Play During the Infant And Toddler Years

Infant playing with toysFrom the earliest moments of a child’s life, a child grows and develops through movement and exploration. In the first few months, play can take place with rattles, colorful mobiles, songs, and games involving arm and leg movement. Talk, read, and sing. Repeat sounds, look at picture books, and make funny faces. As a child gains more muscle control and they reach, grasp, and sit upright on their own, they like to pull apart, squeeze, and stack. Infants also like mirrors, books, songs, and games such as peek-a-boo. For toddlers, as they begin to crawl, climb, and walk, balls and pull toys become important. Also, active games such as hide-and-seek and simple tag games are fun!

It is important to remember that the primary play mode of the child under three is playing alone with objects. His/her skills in language and desire to interact with others are growing but the child still has limited ability to negotiate or engage in extended interaction with others. A progression of play skills in infant/toddler years, might look like this:

  • Positive interactions with adults
  • Showing awareness of other children by smiling and cooing, watching children playing, reaching out to other children, copying what other children are doing
  • Playing briefly with other children
  • Wanting what others have

Another critical point regarding play in the infant/toddler years is that interaction and attachment of children with attentive, nurturing adults is absolutely essential. When infants make those connections with the adults through the interaction of play and care, they establish the foundation for friendship and positive social interaction skills that become so important to success and happiness in life.

Play During The Preschool Years

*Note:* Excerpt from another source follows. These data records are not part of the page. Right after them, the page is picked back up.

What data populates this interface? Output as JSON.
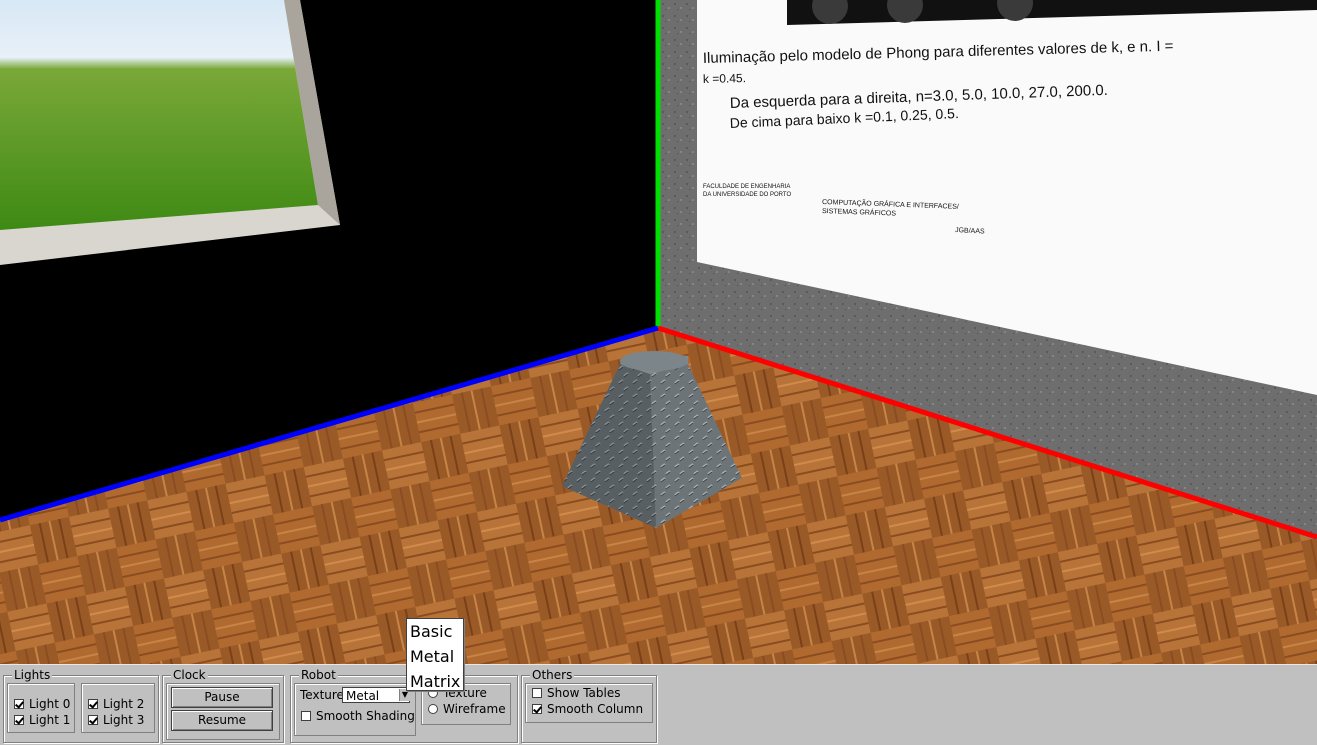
{
  "poster": {
    "line1": "Iluminação pelo modelo de Phong para diferentes valores de k, e n. I =",
    "line2": "k =0.45.",
    "line3": "Da esquerda para a direita, n=3.0, 5.0, 10.0, 27.0, 200.0.",
    "line4": "De cima para baixo k =0.1, 0.25, 0.5.",
    "footer_left_1": "FACULDADE DE ENGENHARIA",
    "footer_left_2": "DA UNIVERSIDADE DO PORTO",
    "footer_mid_1": "COMPUTAÇÃO GRÁFICA E INTERFACES/",
    "footer_mid_2": "SISTEMAS GRÁFICOS",
    "footer_right": "JGB/AAS"
  },
  "colors": {
    "axis_x": "#ff0000",
    "axis_y": "#00e000",
    "axis_z": "#0000ff",
    "panel_bg": "#c0c0c0"
  },
  "panel": {
    "lights": {
      "title": "Lights",
      "items": [
        {
          "label": "Light 0",
          "checked": true
        },
        {
          "label": "Light 1",
          "checked": true
        },
        {
          "label": "Light 2",
          "checked": true
        },
        {
          "label": "Light 3",
          "checked": true
        }
      ]
    },
    "clock": {
      "title": "Clock",
      "pause_label": "Pause",
      "resume_label": "Resume"
    },
    "robot": {
      "title": "Robot",
      "texture_label": "Texture",
      "texture_value": "Metal",
      "smooth_shading_label": "Smooth Shading",
      "smooth_shading_checked": false,
      "radio_texture_label": "Texture",
      "radio_wireframe_label": "Wireframe"
    },
    "others": {
      "title": "Others",
      "show_tables_label": "Show Tables",
      "show_tables_checked": false,
      "smooth_column_label": "Smooth Column",
      "smooth_column_checked": true
    }
  },
  "dropdown": {
    "options": [
      "Basic",
      "Metal",
      "Matrix"
    ]
  }
}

Preschool boy playing with legosDuring the preschool years, children become much more aware of other children and want to interact with them. This is a time when the development of friendship skills become important in children’s play. When children are successful in making friends, the play in which they are engaged helps them to develop in a strong healthy way. Friendship skills include:

  • Gives suggestions (play organizers)
  • Shares toys and other materials
  • Takes turns (reciprocity)
  • Is helpful
  • Gives compliments
  • Understands how and when to give an apology
  • Begins to empathize

When children incorporate these skills into their play, they make friends easier and have more fun!

Play is a crucial part of your child’s development it starts in infancy and should continue throughout his or her life. When you play with your child it not only helps you to build a positive relationship, strengthen your bond with your child it has additional benefits as well.

Play provides multiple opportunities for children to learn social, communication, and academic skills while building confidence and positive self-esteem. Through play you can help your child learn to solve problems, explore his or her creativity, and build vocabulary. Children learn important friendship skills like turn taking, sharing, and being empathetic. Keep in mind that unstructured physically active play may lead to healthier children, especially when it replaces or helps limit screen time.

Click here for more information about play and children

Author: Leslie Crandal, Extension Educator | The Learning Child

Make sure to follow The Learning Child on social media for more research-based early childhood education resources!

Twitter Logo Pinterest Logo iconmonstr-facebook-4-icon-64

Advertisements

Leave a Reply

Fill in your details below or click an icon to log in:

WordPress.com Logo

You are commenting using your WordPress.com account. Log Out / Change )

Twitter picture

You are commenting using your Twitter account. Log Out / Change )

Facebook photo

You are commenting using your Facebook account. Log Out / Change )

Google+ photo

You are commenting using your Google+ account. Log Out / Change )

Connecting to %s